Ilan Stavans’s introduction to the quadricentennial edition of Don Quixote is available on the Literary Hub website. As he explains it, the narrative is both baffling and perfect: “What I like most about Don Quixote is its imperfection. I wasn’t wrong in my teens about the sloppiness of the writing; it is just that my attitude was too pedantic. It is, unquestionably, a defective narrative. Cervantes is often criticized as a numb and careless stylist.”
"Sometimes I think I’ve lost my nerve a little bit. I think it’s growing older, and a certain reservoir of anger literally runs out." The Guardian interviews James Wood, author and book critic at The New Yorker, about his craft, his forthcoming novel Upstate, and the landscape of today's literary criticism.
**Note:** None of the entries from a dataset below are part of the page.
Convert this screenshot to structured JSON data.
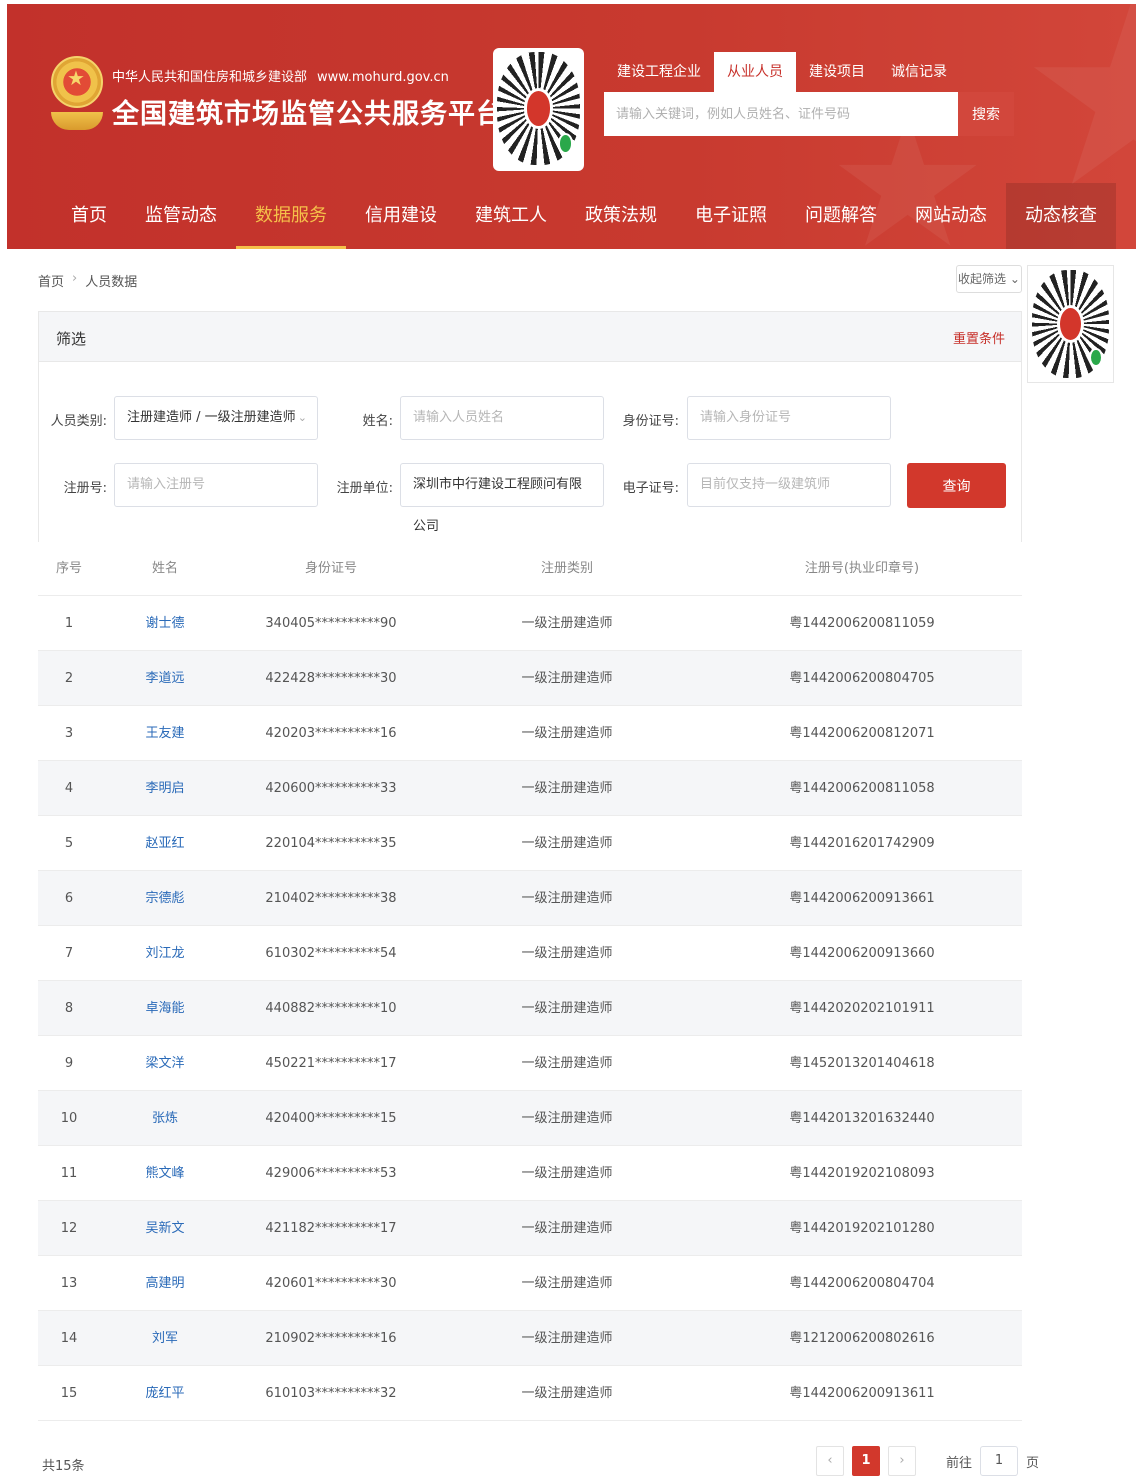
{
  "header": {
    "ministry": "中华人民共和国住房和城乡建设部",
    "url": "www.mohurd.gov.cn",
    "site_title": "全国建筑市场监管公共服务平台",
    "tabs": [
      {
        "label": "建设工程企业",
        "active": false
      },
      {
        "label": "从业人员",
        "active": true
      },
      {
        "label": "建设项目",
        "active": false
      },
      {
        "label": "诚信记录",
        "active": false
      }
    ],
    "search_placeholder": "请输入关键词，例如人员姓名、证件号码",
    "search_button": "搜索"
  },
  "nav": [
    "首页",
    "监管动态",
    "数据服务",
    "信用建设",
    "建筑工人",
    "政策法规",
    "电子证照",
    "问题解答",
    "网站动态",
    "动态核查"
  ],
  "nav_active": "数据服务",
  "breadcrumb": {
    "home": "首页",
    "current": "人员数据"
  },
  "collapse_label": "收起筛选",
  "filter": {
    "title": "筛选",
    "reset": "重置条件",
    "category_label": "人员类别:",
    "category_value": "注册建造师 / 一级注册建造师",
    "name_label": "姓名:",
    "name_placeholder": "请输入人员姓名",
    "id_label": "身份证号:",
    "id_placeholder": "请输入身份证号",
    "reg_label": "注册号:",
    "reg_placeholder": "请输入注册号",
    "unit_label": "注册单位:",
    "unit_value": "深圳市中行建设工程顾问有限公司",
    "ecert_label": "电子证号:",
    "ecert_placeholder": "目前仅支持一级建筑师",
    "query_button": "查询"
  },
  "table": {
    "headers": [
      "序号",
      "姓名",
      "身份证号",
      "注册类别",
      "注册号(执业印章号)"
    ],
    "rows": [
      [
        "1",
        "谢士德",
        "340405**********90",
        "一级注册建造师",
        "粤1442006200811059"
      ],
      [
        "2",
        "李道远",
        "422428**********30",
        "一级注册建造师",
        "粤1442006200804705"
      ],
      [
        "3",
        "王友建",
        "420203**********16",
        "一级注册建造师",
        "粤1442006200812071"
      ],
      [
        "4",
        "李明启",
        "420600**********33",
        "一级注册建造师",
        "粤1442006200811058"
      ],
      [
        "5",
        "赵亚红",
        "220104**********35",
        "一级注册建造师",
        "粤1442016201742909"
      ],
      [
        "6",
        "宗德彪",
        "210402**********38",
        "一级注册建造师",
        "粤1442006200913661"
      ],
      [
        "7",
        "刘江龙",
        "610302**********54",
        "一级注册建造师",
        "粤1442006200913660"
      ],
      [
        "8",
        "卓海能",
        "440882**********10",
        "一级注册建造师",
        "粤1442020202101911"
      ],
      [
        "9",
        "梁文洋",
        "450221**********17",
        "一级注册建造师",
        "粤1452013201404618"
      ],
      [
        "10",
        "张炼",
        "420400**********15",
        "一级注册建造师",
        "粤1442013201632440"
      ],
      [
        "11",
        "熊文峰",
        "429006**********53",
        "一级注册建造师",
        "粤1442019202108093"
      ],
      [
        "12",
        "吴新文",
        "421182**********17",
        "一级注册建造师",
        "粤1442019202101280"
      ],
      [
        "13",
        "高建明",
        "420601**********30",
        "一级注册建造师",
        "粤1442006200804704"
      ],
      [
        "14",
        "刘军",
        "210902**********16",
        "一级注册建造师",
        "粤1212006200802616"
      ],
      [
        "15",
        "庞红平",
        "610103**********32",
        "一级注册建造师",
        "粤1442006200913611"
      ]
    ]
  },
  "footer": {
    "total": "共15条",
    "prev": "‹",
    "page": "1",
    "next": "›",
    "goto_label": "前往",
    "goto_value": "1",
    "goto_suffix": "页"
  }
}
Pair with: an essay about the greatness (and great influence) of Wood on a fellow novelist.
"Terrific ham. The best. Terrific eggs. Were they green? Who knows? So many years." In case you missed it, the best tweets from yesterday's #TrumpBookReport trend. Pair with our own Claire Cameron's translation of Lauren Groff's Fates and Furies for Twitter.
"I hope they also love that experience of surprise and delight and really engaging stories in the fiction sense, but also in the writers at work sense and in the poetic sense." A Vanity Fair interview with Emily Nemens, The Paris Review's new editor. And here's a list of 20 reasons you should absolutely be reading literary magazines.
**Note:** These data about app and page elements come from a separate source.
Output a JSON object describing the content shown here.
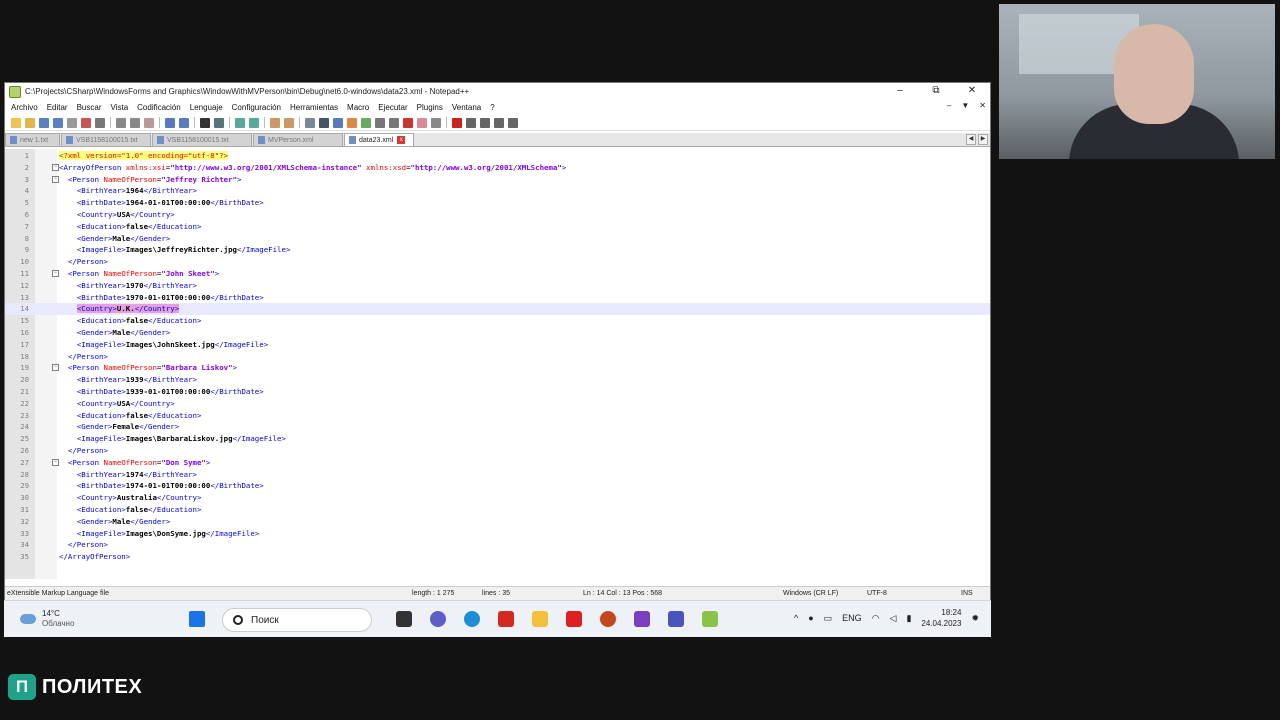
{
  "window": {
    "title": "C:\\Projects\\CSharp\\WindowsForms and Graphics\\WindowWithMVPerson\\bin\\Debug\\net6.0-windows\\data23.xml - Notepad++",
    "min": "–",
    "max": "⧉",
    "close": "✕"
  },
  "menu": {
    "items": [
      "Archivo",
      "Editar",
      "Buscar",
      "Vista",
      "Codificación",
      "Lenguaje",
      "Configuración",
      "Herramientas",
      "Macro",
      "Ejecutar",
      "Plugins",
      "Ventana",
      "?"
    ],
    "mdi_min": "–",
    "mdi_down": "▼",
    "mdi_close": "✕"
  },
  "tabs": [
    {
      "label": "new 1.txt",
      "active": false
    },
    {
      "label": "VSB1158100015.txt",
      "active": false
    },
    {
      "label": "VSB1158100015.txt",
      "active": false
    },
    {
      "label": "MVPerson.xml",
      "active": false
    },
    {
      "label": "data23.xml",
      "active": true
    }
  ],
  "editor": {
    "lines": [
      "<?xml version=\"1.0\" encoding=\"utf-8\"?>",
      "<ArrayOfPerson xmlns:xsi=\"http://www.w3.org/2001/XMLSchema-instance\" xmlns:xsd=\"http://www.w3.org/2001/XMLSchema\">",
      "  <Person NameOfPerson=\"Jeffrey Richter\">",
      "    <BirthYear>1964</BirthYear>",
      "    <BirthDate>1964-01-01T00:00:00</BirthDate>",
      "    <Country>USA</Country>",
      "    <Education>false</Education>",
      "    <Gender>Male</Gender>",
      "    <ImageFile>Images\\JeffreyRichter.jpg</ImageFile>",
      "  </Person>",
      "  <Person NameOfPerson=\"John Skeet\">",
      "    <BirthYear>1970</BirthYear>",
      "    <BirthDate>1970-01-01T00:00:00</BirthDate>",
      "    <Country>U.K.</Country>",
      "    <Education>false</Education>",
      "    <Gender>Male</Gender>",
      "    <ImageFile>Images\\JohnSkeet.jpg</ImageFile>",
      "  </Person>",
      "  <Person NameOfPerson=\"Barbara Liskov\">",
      "    <BirthYear>1939</BirthYear>",
      "    <BirthDate>1939-01-01T00:00:00</BirthDate>",
      "    <Country>USA</Country>",
      "    <Education>false</Education>",
      "    <Gender>Female</Gender>",
      "    <ImageFile>Images\\BarbaraLiskov.jpg</ImageFile>",
      "  </Person>",
      "  <Person NameOfPerson=\"Don Syme\">",
      "    <BirthYear>1974</BirthYear>",
      "    <BirthDate>1974-01-01T00:00:00</BirthDate>",
      "    <Country>Australia</Country>",
      "    <Education>false</Education>",
      "    <Gender>Male</Gender>",
      "    <ImageFile>Images\\DonSyme.jpg</ImageFile>",
      "  </Person>",
      "</ArrayOfPerson>"
    ],
    "current_line": 14,
    "fold_lines": [
      2,
      3,
      11,
      19,
      27
    ]
  },
  "status": {
    "filetype": "eXtensible Markup Language file",
    "length": "length : 1 275",
    "lines": "lines : 35",
    "position": "Ln : 14    Col : 13    Pos : 568",
    "eol": "Windows (CR LF)",
    "encoding": "UTF-8",
    "mode": "INS"
  },
  "taskbar": {
    "temperature": "14°C",
    "weather": "Облачно",
    "search_placeholder": "Поиск",
    "language": "ENG",
    "time": "18:24",
    "date": "24.04.2023",
    "tray_up": "^"
  },
  "logo": {
    "mark": "П",
    "name": "ПОЛИТЕХ"
  },
  "colors": {
    "tag": "#0000ff",
    "attribute": "#ff0000",
    "value": "#8000ff",
    "selection": "#e5a0e0",
    "current_line": "#e8e8ff"
  }
}
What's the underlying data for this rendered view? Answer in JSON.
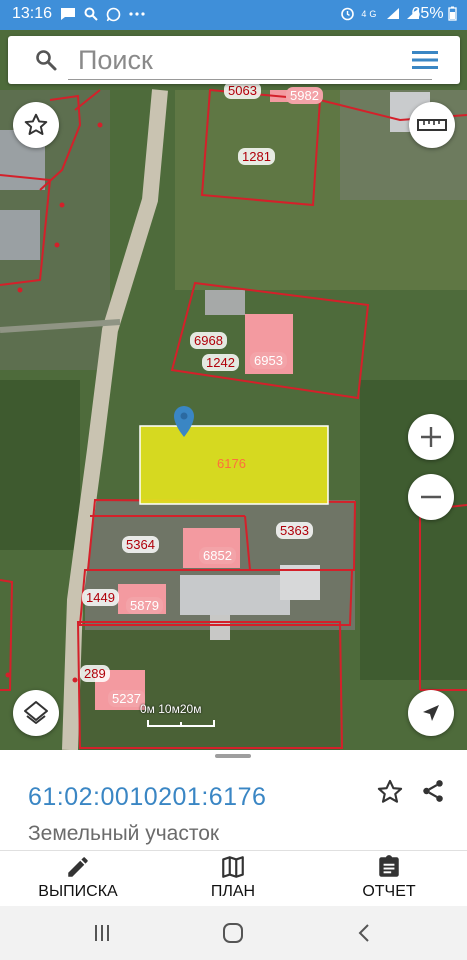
{
  "status_bar": {
    "time": "13:16",
    "notification_icons": [
      "message-icon",
      "search-icon",
      "whatsapp-icon",
      "more-icon"
    ],
    "network": "4G",
    "battery": "65%"
  },
  "search": {
    "placeholder": "Поиск"
  },
  "map": {
    "selected_parcel": "6176",
    "parcel_labels": [
      "5063",
      "5982",
      "1281",
      "6968",
      "1242",
      "6953",
      "5363",
      "5364",
      "6852",
      "1449",
      "5879",
      "289",
      "5237"
    ],
    "scale_text": "0м 10м20м",
    "colors": {
      "parcel_border": "#d4202a",
      "selected_fill": "#e6e61e",
      "building_fill": "#f39aa0"
    }
  },
  "sheet": {
    "cadastral_number": "61:02:0010201:6176",
    "object_type": "Земельный участок"
  },
  "actions": {
    "extract": "ВЫПИСКА",
    "plan": "ПЛАН",
    "report": "ОТЧЕТ"
  }
}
"But the civil rights movement didn’t stop in Selma." In a follow-up to March, his award-winning graphic novel trilogy, Congressman John Lewis will have a new series published later this year by Abrams ComicArt, according to Time. Run, which will also be a multi-book series, will pick up where March left off. Pair with: The Millions's review of March.